Graduation Semester and Year




Document Type


Degree Name

Master of Science in Mechanical Engineering


Mechanical and Aerospace Engineering

First Advisor

Agonafer Dereje


In today’s networking world, utilization of servers and data center has been increasing significantly. Increasing demands of processing and storage of data causes corresponding increase in power density of servers. The data center energy efficiency largely depends on thermal management of servers. Currently, air cooling is the most widely used thermal management technology in data centers. However, air cooling is starting to reach its limits due to very high-powered microprocessors and packaging. To overcome the limitations of air cooling in data centers, operators are moving towards immersion cooling using different dielectric fluids. Thermal shadowing is the effect in which temperature of a cooling medium increases by carrying heat from one server and results in decreasing its heat carrying capacity due to a reduction in the temperature difference between the maximum junction temperature of successive heat sinks and incoming fluid. Thermal Shadowing is a challenge for both air and low velocity oil flow cooling and as such, both air and low velocity dielectric flow cooling technologies need to be optimized to get high energy efficiency. In this study, the impact of Thermal Shadowing between different Dielectric Fluids is compared. The results of dielectric fluids, Mineral Oil and Synthetic Fluid EC100 are compared. The heat sink is a critical part for cooling effectiveness at server level. This work also provides an efficient range of operation for heat sink with computational modelling of third generation open compute server. Optimization of heat sink can allow to cool high-power density servers effectively. A parametric study is conducted, and the thermal efficiency has been optimized.
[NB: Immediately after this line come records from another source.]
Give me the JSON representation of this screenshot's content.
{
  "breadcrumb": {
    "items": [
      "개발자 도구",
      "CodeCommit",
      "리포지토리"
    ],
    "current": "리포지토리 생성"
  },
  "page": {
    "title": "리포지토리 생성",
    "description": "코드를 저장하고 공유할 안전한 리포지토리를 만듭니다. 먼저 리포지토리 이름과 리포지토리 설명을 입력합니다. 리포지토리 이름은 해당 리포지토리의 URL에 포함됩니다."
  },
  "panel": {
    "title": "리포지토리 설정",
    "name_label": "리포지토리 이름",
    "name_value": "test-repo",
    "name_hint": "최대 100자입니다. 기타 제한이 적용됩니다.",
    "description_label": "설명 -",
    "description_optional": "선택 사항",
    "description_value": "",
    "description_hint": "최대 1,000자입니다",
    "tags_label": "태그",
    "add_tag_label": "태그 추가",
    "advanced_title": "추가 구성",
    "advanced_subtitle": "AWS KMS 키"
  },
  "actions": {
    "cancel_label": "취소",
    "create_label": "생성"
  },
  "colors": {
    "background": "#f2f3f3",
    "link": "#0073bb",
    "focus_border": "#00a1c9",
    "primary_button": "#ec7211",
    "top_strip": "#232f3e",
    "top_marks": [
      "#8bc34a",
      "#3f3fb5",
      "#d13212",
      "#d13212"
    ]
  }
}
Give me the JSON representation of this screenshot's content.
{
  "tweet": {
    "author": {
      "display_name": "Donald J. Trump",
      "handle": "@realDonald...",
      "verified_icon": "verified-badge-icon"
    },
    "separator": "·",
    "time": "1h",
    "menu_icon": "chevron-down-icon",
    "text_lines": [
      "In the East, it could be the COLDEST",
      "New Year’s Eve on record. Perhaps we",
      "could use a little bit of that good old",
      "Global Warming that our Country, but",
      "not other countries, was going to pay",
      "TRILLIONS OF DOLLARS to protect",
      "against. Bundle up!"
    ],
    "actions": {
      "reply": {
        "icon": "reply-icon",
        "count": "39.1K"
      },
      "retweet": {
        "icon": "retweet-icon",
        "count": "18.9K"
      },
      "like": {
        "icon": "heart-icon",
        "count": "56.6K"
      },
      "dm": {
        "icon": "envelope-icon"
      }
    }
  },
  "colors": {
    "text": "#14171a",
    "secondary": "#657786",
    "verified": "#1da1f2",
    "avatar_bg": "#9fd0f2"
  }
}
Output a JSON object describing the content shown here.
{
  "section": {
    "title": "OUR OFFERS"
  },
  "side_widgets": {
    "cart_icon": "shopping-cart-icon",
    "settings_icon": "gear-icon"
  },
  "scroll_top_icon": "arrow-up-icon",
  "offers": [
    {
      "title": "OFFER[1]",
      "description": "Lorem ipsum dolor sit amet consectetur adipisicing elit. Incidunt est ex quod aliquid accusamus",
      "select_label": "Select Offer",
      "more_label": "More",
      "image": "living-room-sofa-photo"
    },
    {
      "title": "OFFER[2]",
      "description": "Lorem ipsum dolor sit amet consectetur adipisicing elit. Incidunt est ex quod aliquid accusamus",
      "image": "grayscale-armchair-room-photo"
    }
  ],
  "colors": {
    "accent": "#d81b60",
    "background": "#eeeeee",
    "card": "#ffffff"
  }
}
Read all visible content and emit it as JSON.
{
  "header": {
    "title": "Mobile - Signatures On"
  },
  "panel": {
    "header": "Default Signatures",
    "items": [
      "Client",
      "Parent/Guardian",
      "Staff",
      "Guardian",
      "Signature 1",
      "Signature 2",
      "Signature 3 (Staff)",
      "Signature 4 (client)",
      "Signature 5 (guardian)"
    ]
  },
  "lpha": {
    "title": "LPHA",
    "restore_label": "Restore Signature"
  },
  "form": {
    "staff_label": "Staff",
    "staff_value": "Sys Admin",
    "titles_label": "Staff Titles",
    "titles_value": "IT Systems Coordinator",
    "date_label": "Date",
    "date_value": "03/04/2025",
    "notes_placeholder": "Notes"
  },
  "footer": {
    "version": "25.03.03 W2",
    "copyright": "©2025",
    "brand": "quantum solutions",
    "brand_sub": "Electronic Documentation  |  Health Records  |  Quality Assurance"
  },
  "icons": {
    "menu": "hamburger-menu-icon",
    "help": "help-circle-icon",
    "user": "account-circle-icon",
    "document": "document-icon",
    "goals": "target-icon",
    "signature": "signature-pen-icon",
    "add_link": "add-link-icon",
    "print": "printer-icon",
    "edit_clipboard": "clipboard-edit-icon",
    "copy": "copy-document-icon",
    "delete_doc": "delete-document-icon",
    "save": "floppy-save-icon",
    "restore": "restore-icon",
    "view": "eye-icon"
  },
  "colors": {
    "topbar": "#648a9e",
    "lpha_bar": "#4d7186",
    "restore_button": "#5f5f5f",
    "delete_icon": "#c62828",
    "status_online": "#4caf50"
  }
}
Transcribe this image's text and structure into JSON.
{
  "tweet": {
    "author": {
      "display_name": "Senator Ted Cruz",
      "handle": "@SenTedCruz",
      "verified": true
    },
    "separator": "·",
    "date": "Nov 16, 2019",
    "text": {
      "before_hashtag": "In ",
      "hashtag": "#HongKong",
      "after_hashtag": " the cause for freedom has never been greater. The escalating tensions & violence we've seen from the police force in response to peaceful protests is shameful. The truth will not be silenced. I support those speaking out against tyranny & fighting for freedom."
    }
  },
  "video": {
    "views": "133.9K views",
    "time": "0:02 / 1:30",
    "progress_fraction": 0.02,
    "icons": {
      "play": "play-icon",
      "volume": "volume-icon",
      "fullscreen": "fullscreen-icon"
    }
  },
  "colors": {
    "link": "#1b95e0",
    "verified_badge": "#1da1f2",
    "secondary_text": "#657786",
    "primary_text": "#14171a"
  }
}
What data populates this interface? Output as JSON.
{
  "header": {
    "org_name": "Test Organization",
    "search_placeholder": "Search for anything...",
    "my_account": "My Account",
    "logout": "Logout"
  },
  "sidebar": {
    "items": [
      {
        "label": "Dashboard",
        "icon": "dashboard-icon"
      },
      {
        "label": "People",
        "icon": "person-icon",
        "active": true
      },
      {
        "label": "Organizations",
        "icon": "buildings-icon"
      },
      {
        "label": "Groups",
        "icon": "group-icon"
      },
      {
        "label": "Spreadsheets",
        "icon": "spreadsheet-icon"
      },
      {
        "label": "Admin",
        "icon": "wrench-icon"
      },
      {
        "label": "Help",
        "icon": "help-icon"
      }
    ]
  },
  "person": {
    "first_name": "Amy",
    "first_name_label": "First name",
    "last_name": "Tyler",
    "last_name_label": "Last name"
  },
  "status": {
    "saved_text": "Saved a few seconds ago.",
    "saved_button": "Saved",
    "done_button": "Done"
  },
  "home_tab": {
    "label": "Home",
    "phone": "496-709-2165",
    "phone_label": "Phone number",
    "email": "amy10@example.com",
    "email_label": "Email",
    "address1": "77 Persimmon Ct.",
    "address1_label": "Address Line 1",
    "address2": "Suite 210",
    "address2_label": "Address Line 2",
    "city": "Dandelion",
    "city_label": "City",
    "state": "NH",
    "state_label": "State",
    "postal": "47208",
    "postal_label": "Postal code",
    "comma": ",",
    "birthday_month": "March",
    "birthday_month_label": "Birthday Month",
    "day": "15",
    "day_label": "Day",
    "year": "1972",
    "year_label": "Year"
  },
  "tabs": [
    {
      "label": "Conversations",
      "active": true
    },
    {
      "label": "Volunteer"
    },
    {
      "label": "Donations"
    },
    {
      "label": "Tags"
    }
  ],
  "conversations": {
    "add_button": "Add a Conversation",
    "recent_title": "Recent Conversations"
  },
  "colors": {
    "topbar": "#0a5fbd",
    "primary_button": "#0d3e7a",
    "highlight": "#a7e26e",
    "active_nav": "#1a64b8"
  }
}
Thermal shadowing, Optimization of heat sinks, White mineral oil, Synthetic fluids, Immersion cooling


Aerospace Engineering | Engineering | Mechanical Engineering


Degree granted by The University of Texas at Arlington